Midsummer's Eve – when Dusk meets Dawn

Source: Visit Estonia

Midsummer's Eve – when Dusk meets Dawn

Midsummer or St. John's Day — Jaanipäev in Estonian — is one of the oldest and most important celebrations in Estonia. It's the time of year when day bleeds into night and there's barely any darkness in sight. Late June is the perfect time for a holiday outdoors in the forest or countryside.

Celebrating the summer solstice 

Due to its northern location, Estonian summer evenings are known as white nights. The sun sets late and rises early, making nighttime dusky rather than dark. Jaanipäev coincides with the longest day of the year in the northern hemisphere – the summer solstice. Every year the solstice occurs around June 21st. Midsummer festivities in Estonia begin on the eve of June 23rd and conclude on June 24th. Estonians barely sleep during this bright period, sitting outside in the twilight, faces lit by the glow of bonfires.

White nights 

The legend goes that Dusk and Dawn are lovers who only meet once a year, on Midsummer's Eve. 

Photo by: Visit Estonia 

Originating in ancient folk traditions, St. John's Day marks the beginning of the season for haymaking. The day was celebrated long before the arrival of Christianity in Estonia. Although the celebration received a Christian name, pagan traditions are still alive and well today. Since 1919, Midsummer celebrations have overlapped with Victory Day celebrations on June 23rd, the day Estonian forces defeated German troops in the War of Independence.

Ancient superstitions and modern traditions

Midsummer's Eve is intertwined with many folk beliefs. Children stay up until dawn, while young lovers wander through the forest looking for a lucky fern flower said to bloom only on this night. If you are lucky enough to spot a glowworm, you may expect a great fortune. Young women looking to take a sneak peek into the future are advised to collect nine different types of flowers and place them under a pillow for the night, resulting in a predictive dream revealing a future spouse. The more adventurous boys and girls are known to jump over the bonfire in hopes of achieving prosperity or to swing as high as possible on the village's wooden swing. More modern traditions include singing, dancing, and the telling of old folk tales.

Nighttime barbecue 

Children take joy in staying up all night on Midsummer's Eve. 
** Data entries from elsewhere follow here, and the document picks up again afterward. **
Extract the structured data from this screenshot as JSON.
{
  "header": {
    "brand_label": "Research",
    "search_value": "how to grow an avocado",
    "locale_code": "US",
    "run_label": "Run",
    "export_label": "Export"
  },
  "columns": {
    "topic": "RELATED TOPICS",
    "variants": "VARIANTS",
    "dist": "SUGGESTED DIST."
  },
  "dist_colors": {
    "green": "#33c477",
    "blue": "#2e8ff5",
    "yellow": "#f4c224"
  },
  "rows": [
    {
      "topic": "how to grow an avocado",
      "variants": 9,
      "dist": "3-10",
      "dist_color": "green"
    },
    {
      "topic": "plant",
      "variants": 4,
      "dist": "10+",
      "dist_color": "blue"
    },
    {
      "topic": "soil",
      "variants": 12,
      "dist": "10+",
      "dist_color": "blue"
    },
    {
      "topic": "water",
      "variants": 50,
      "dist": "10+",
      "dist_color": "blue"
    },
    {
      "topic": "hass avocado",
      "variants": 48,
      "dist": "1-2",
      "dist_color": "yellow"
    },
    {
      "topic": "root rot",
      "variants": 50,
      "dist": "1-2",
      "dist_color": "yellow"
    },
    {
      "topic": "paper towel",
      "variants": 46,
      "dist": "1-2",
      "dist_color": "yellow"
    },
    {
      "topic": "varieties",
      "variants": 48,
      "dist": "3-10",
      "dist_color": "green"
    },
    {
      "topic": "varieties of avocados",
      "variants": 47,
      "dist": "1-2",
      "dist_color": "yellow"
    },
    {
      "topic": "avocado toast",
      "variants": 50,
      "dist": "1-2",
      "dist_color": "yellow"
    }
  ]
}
Photo by: Mariann Liimal

How to celebrate Jaanipäev in Estonia

Celebrating Midsummer in Estonia is primarily a friends-and-family affair. You'll notice Tallinn is strangely quiet as locals flock to the countryside for the holiday, often adding a day or two before or after for a longer getaway. If they don't have a summer house outside of the city, many Estonians will rent homes, apartments, camper vans, or tents with their families or groups of friends. Accommodations tend to book up well in advance, so plan ahead!

If you can't get to the forest for Midsummer, you can still party like a local at traditional celebrations and concerts around the country. Here are a few options, though you may find more events advertised closer to the date.

Where to celebrate Midsummer in Estonia

Last updated : 05.06.2023

In category: South Estonia, History & culture, Nature & Wildlife